======== Material to process
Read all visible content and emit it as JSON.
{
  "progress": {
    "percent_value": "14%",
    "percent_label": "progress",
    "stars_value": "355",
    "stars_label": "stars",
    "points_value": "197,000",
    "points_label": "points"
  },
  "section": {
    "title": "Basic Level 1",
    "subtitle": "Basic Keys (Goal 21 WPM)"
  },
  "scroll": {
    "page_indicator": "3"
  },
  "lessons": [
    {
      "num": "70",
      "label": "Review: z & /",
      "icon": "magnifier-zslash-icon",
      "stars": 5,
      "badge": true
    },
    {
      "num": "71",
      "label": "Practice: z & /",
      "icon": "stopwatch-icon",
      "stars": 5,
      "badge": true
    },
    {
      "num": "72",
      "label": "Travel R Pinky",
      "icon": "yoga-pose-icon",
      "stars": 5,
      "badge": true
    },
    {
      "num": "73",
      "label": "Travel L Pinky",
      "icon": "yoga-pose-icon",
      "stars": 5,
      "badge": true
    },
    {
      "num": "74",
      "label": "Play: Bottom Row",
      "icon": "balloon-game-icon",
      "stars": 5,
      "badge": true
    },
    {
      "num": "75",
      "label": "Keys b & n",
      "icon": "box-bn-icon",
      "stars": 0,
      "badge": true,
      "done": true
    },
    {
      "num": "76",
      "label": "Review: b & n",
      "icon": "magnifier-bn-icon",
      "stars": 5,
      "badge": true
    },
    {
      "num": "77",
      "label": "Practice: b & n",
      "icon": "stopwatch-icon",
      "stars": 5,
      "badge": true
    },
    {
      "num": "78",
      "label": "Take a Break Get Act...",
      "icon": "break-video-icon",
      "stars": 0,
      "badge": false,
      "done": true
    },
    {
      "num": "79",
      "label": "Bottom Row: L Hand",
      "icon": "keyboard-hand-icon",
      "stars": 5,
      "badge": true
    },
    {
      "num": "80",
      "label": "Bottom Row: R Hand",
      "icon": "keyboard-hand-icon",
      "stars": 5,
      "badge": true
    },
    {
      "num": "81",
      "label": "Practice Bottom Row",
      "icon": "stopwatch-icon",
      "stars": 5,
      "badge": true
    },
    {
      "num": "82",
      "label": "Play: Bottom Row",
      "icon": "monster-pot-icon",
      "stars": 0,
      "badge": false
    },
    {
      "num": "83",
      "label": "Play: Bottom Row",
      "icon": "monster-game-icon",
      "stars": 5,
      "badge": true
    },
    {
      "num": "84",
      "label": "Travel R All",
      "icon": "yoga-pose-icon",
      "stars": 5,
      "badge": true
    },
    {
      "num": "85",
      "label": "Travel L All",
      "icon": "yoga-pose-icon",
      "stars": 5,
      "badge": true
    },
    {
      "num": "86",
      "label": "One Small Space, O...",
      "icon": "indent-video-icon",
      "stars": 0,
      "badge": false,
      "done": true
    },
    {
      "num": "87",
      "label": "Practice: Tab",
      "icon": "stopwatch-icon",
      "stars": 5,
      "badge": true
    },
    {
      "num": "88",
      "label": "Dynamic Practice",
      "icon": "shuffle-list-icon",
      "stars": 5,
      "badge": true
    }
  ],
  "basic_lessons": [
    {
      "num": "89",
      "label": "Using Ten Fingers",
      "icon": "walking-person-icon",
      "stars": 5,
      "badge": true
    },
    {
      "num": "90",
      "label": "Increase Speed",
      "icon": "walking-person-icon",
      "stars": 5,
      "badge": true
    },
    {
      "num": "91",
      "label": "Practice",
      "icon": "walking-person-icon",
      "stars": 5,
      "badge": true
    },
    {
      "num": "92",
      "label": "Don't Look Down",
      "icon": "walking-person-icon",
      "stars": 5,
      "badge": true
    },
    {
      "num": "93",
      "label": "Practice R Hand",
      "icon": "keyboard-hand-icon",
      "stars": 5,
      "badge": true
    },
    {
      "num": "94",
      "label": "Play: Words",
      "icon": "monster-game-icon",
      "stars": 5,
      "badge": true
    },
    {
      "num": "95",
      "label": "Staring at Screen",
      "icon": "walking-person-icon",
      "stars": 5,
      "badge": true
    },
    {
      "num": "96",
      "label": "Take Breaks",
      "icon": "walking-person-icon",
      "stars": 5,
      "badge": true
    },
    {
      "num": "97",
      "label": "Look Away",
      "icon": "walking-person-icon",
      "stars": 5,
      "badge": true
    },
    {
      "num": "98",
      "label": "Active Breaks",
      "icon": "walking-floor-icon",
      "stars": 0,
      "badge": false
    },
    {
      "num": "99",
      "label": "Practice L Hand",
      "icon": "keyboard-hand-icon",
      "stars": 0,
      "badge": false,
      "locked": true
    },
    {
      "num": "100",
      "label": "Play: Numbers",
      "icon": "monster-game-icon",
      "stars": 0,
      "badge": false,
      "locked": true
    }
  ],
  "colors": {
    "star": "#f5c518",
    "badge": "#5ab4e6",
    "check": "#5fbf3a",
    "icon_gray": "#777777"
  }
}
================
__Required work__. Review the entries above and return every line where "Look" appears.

__Exercise answer__.
      "label": "Don't Look Down",
      "label": "Look Away",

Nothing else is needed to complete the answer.